=== Section Start ===

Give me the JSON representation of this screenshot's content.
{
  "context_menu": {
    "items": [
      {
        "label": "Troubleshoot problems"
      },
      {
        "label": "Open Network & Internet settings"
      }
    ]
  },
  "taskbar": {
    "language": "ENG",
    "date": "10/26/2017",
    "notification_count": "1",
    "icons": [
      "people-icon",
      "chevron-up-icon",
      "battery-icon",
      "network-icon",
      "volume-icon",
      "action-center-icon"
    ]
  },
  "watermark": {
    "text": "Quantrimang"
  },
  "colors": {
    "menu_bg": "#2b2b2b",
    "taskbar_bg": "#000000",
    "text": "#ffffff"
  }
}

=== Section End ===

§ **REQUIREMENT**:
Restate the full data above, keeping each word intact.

§ **FINISHED EXERCISE**:
Give me the JSON representation of this screenshot's content.
{
  "context_menu": {
    "items": [
      {
        "label": "Troubleshoot problems"
      },
      {
        "label": "Open Network & Internet settings"
      }
    ]
  },
  "taskbar": {
    "language": "ENG",
    "date": "10/26/2017",
    "notification_count": "1",
    "icons": [
      "people-icon",
      "chevron-up-icon",
      "battery-icon",
      "network-icon",
      "volume-icon",
      "action-center-icon"
    ]
  },
  "watermark": {
    "text": "Quantrimang"
  },
  "colors": {
    "menu_bg": "#2b2b2b",
    "taskbar_bg": "#000000",
    "text": "#ffffff"
  }
}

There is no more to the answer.